Addressing both Teagasc National Sheep Conferences in Roscommon and Donegal recently, Seamus Fagan of the Department of Agriculture, Food and the Marine’s Regional Veterinary Laboratory in Athlone said that the virus – which is often transmitted by midges – has had devastating impacts on the sheep industry in the Netherlands. To prevent similar from happening in Ireland ‘being able to identify it really early is what will stop it from becoming a major issue’.
Seamus told the conference: “We all have the responsibility to upskill ourselves and learn about Bluetongue in the next few months.” The clinical signs of blue tongue include: 

  • Loss or lack of appetite; 
  • Drop in milk yield;
  • Reddening of the mucus membranes;
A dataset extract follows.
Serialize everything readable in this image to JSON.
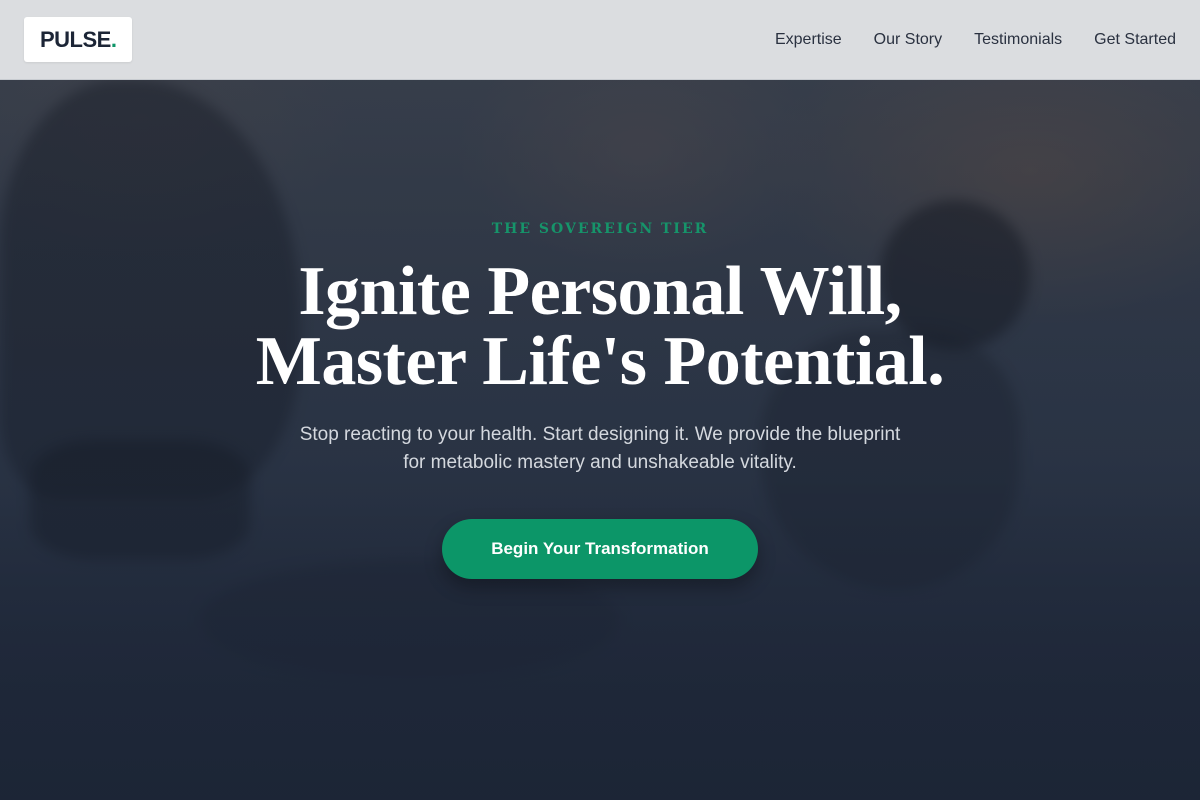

  • Sores on the nose, gums and dental pads;
  • Swelling of the face, lips and tongue;
  • Breathing difficulties if the tongue swells;
  • Drooling;
  • Discharge from the eyes and/or nose;
  • Lameness;
  • Abortion, stillbirth or deformities in offspring;
  • Possible death.

Although not an issue in Ireland currently, Seamus reminded farmers to remain vigilant and to query cases they are not sure of by speaking to their vet or local regional veterinary office. Farmers were also reminded to understand the disease risks if importing animals and to avoid importing animals when midges that spread Bluetongue are most active.